In this type of environment, knowledge workers who can master new skills or learn new information quickly and then use these tools to innovate are valuable and rare.
But more than that, Cal Newport says Deep Work is meaningful. Getting into a state of flow is the ultimate feel-good, more so than relaxation. But beyond that, for Newport, presumably an atheist, work becomes the one source of meaning outside of the individual in the absence of God.
Though it’s tragic he rejects God, Newport is actually manifesting a fundamental reality about work’s role in the lives of humans as image-bearers of God.
In the Christian worldview, work was God’s second commandment to people. (The first was to have lots of babies.) Adam and Eve were tasked with extending the order and beauty of the Garden of Eden over the wild tangle of the rest of creation. They were to imitate the Creator who only took one day off in seven. Later, Jesus said his Father was always at his work, and he was too. (John 5:17)
But the reality is that work is not pure pleasure. The Biblical explanation is that the ground was cursed after Adam and Eve’s first sin. The soft ground began to produce thorns and thistles in addition to edible produce. Work became sweat-inducing toil. In other words, painful things get in the way of our work and work is often hard. For me the daily barrage of email to deal with is my thistles. The act of concentration on writing or marking is so intense it makes my brain sweat, if not my actual brow.
So here’s my disagreement: unlike Newport, I do not believe work itself is “sacred”—whatever that means to an atheist. Sacred means holy, consecrated, set apart. Work is the business of life, so in contrast the Sabbath is the sacred day, set apart from the others. For me, it’s more accurate to call work a divine mandate. On the other hand, I agree wholeheartedly with him that work is not something to be endured to get to the real living of relaxing. His image of approaching our knowledge work as skilled craftsmen is a beautiful one.
The second part of Deep Work, The Rules, is full of ways to minimize the thorns and thistles and get straight to the sweat-of-your-brow.
First, isolation is the key to getting anything done. There are three types:
1. Total monastic isolation: you know, cabin in the woods solitude for at least five days up to several months until the project is complete. This is what Kazuo Ishiguro calls “The Crash”.
2. Bi-modal isolation: a weekly on-off pattern. One to four days a week of total isolation.
3. Rhythmic isolation: A daily routine of several hours of focused work.
There’s a fourth, journalistic deep work, but that involves switching gears rapidly between life and writing projects. Not for newbies.
Second, embrace boredom. Don’t constantly be reaching for distracting stimulation (random web browsing, checking social media, etc…) If your brain can’t handle a little bit of boredom, it won’t have the muscle to focus deeply when it needs to. It will be constantly seeking to get out of deep work the minute it gets a little boring or hard.
Third, quit social media. This is his clarion-call. He doesn’t have Facebook, Twitter or any other social media account and he rightly says,

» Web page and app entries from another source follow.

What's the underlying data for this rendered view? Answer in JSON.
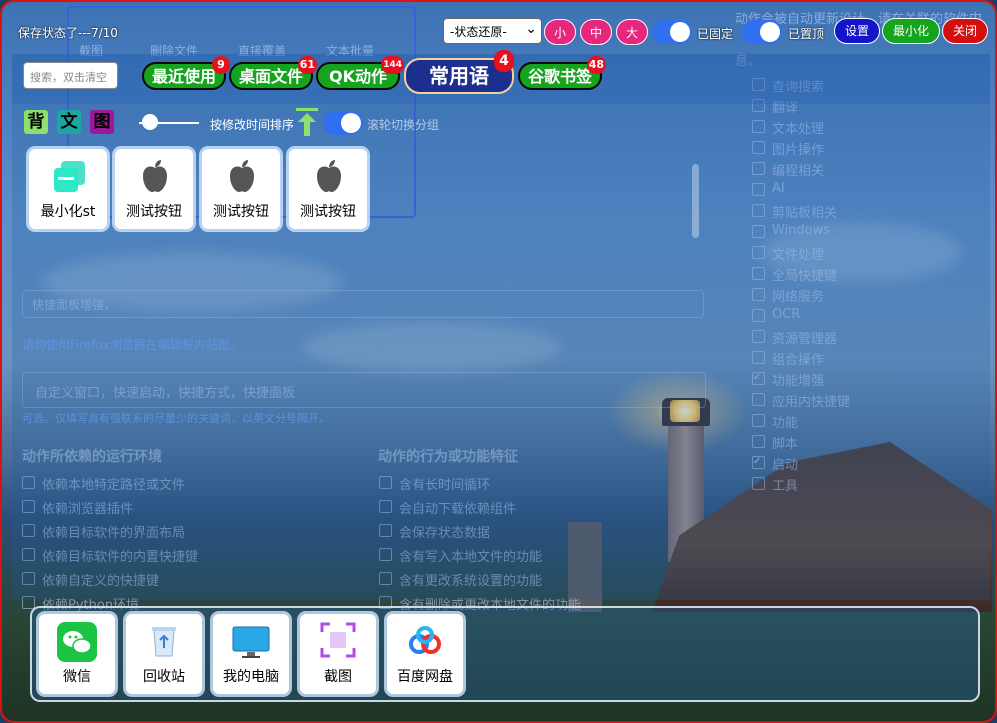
{
  "status": "保存状态了---7/10",
  "state_select": "-状态还原-",
  "sizes": [
    "小",
    "中",
    "大"
  ],
  "pin_label": "已固定",
  "top_label": "已置顶",
  "settings_label": "设置",
  "minimize_label": "最小化",
  "close_label": "关闭",
  "colors": {
    "green": "#16a31e",
    "navy": "#1c2f8f",
    "pink": "#e6277e",
    "red": "#e8101e",
    "blue": "#2f6ff0"
  },
  "search_placeholder": "搜索，双击清空",
  "tabs": [
    {
      "label": "最近使用",
      "badge": "9"
    },
    {
      "label": "桌面文件",
      "badge": "61"
    },
    {
      "label": "QK动作",
      "badge": "144"
    },
    {
      "label": "常用语",
      "badge": "4"
    },
    {
      "label": "谷歌书签",
      "badge": "48"
    }
  ],
  "modes": [
    "背",
    "文",
    "图"
  ],
  "sort_label": "按修改时间排序",
  "group_label": "滚轮切换分组",
  "cards": [
    {
      "label": "最小化st",
      "icon": "stack-icon"
    },
    {
      "label": "测试按钮",
      "icon": "apple-icon"
    },
    {
      "label": "测试按钮",
      "icon": "apple-icon"
    },
    {
      "label": "测试按钮",
      "icon": "apple-icon"
    }
  ],
  "dock": [
    {
      "label": "微信",
      "icon": "wechat-icon"
    },
    {
      "label": "回收站",
      "icon": "recycle-bin-icon"
    },
    {
      "label": "我的电脑",
      "icon": "monitor-icon"
    },
    {
      "label": "截图",
      "icon": "screenshot-icon"
    },
    {
      "label": "百度网盘",
      "icon": "cloud-drive-icon"
    }
  ],
  "bg_window": {
    "toolbar": [
      "截图",
      "删除文件",
      "直接覆盖",
      "文本批量"
    ],
    "header_right": "动作会被自动更新设计，请在关联的软件中",
    "header_right2": "息。",
    "desc_placeholder": "快捷面板增强，",
    "firefox_note": "请勿使用Firefox浏览器在编辑框内贴图。",
    "keywords_placeholder": "自定义窗口，快速启动，快捷方式，快捷面板",
    "keywords_hint": "可选。仅填写具有强联系的尽量少的关键词，以英文分号隔开。",
    "env_title": "动作所依赖的运行环境",
    "env_items": [
      "依赖本地特定路径或文件",
      "依赖浏览器插件",
      "依赖目标软件的界面布局",
      "依赖目标软件的内置快捷键",
      "依赖自定义的快捷键",
      "依赖Python环境"
    ],
    "feat_title": "动作的行为或功能特征",
    "feat_items": [
      "含有长时间循环",
      "会自动下载依赖组件",
      "会保存状态数据",
      "含有写入本地文件的功能",
      "含有更改系统设置的功能",
      "含有删除或更改本地文件的功能"
    ],
    "categories": [
      "查询搜索",
      "翻译",
      "文本处理",
      "图片操作",
      "编程相关",
      "AI",
      "剪贴板相关",
      "Windows",
      "文件处理",
      "全局快捷键",
      "网络服务",
      "OCR",
      "资源管理器",
      "组合操作",
      "功能增强",
      "应用内快捷键",
      "功能",
      "脚本",
      "启动",
      "工具"
    ],
    "checked": [
      14,
      18
    ]
  }
}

They offer personalized information arriving on an unpredictable intermittent schedule—making them massively additive and therefore capable of severely damaging your attempts to schedule and succeed with any act of concentration. (p. 206)

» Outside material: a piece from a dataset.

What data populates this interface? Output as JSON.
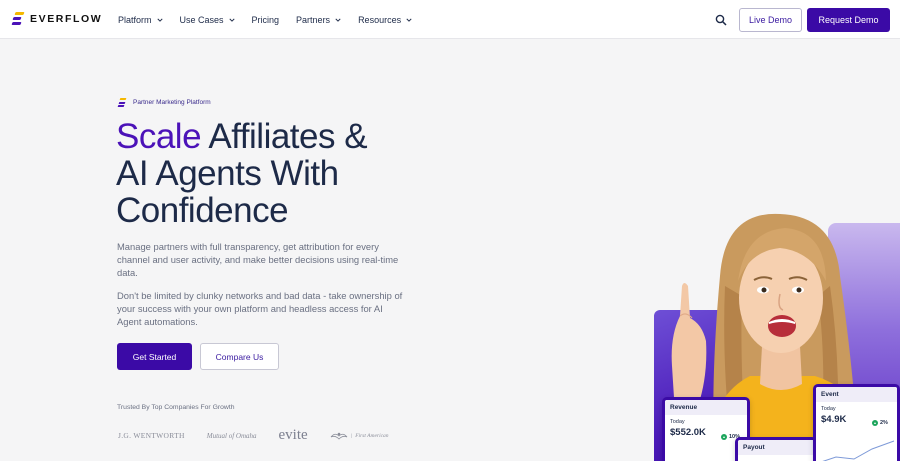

Fourth, drain the shallows. In other words, minimize the time spent doing any work that you could easily train a bright recent grad to do in a few weeks. He gives all kinds of specific advice for dealing with email and other urgent-non-important interruptions. For example, check email once or twice a day only. If not, then give email only ten-fifteen minutes out of each hour. Or, create filters on your email so that only the most relevant ones get through.
But Deep Work wasn’t just an interesting read for me. It had a profound impact on my writing life. I had been mulling over the question, “How can I make progress on my novels and blog while teaching full-time?” I didn’t want to leave writing for “after” or for summer vacation either. The transitions were too difficult and I was feeling burdened by guilt as day after day went by with no writing.
The section on isolation struck a chord. I realized that both total and partial isolation were impossible for me, and the journalistic method didn’t work either because I could always find some excuse for not writing after work or on weekends.
The only option left was the one I had been resisting. I’d have to follow Jules Verne’s and Anthony Trollope’s example: write before work. Waking at 4:50 am seemed way too early, but the pay-off of starting my work day having reached my quota of 1000 words is lower stress. No “I-should-be-writing” hanging over my head.
Other tips I’ve garnered from Deep Work:
-be more vigilant about email
-be aware of when my brain is craving novelty and distraction and resist fulfilling that craving.
-try “walking meditation” to think through problems
Anyway, pre-Cal Newport I was not writing frequently. After discovering his incredible message, here I am, writing away before dawn every day.
What projects have you got simmering in the background that aren’t getting done? Maybe reading Deep Work will help you find your focus.
In order to slow down my frenetic book-eating, I'm writing reviews of the books I read to better digest them. Bon appétit!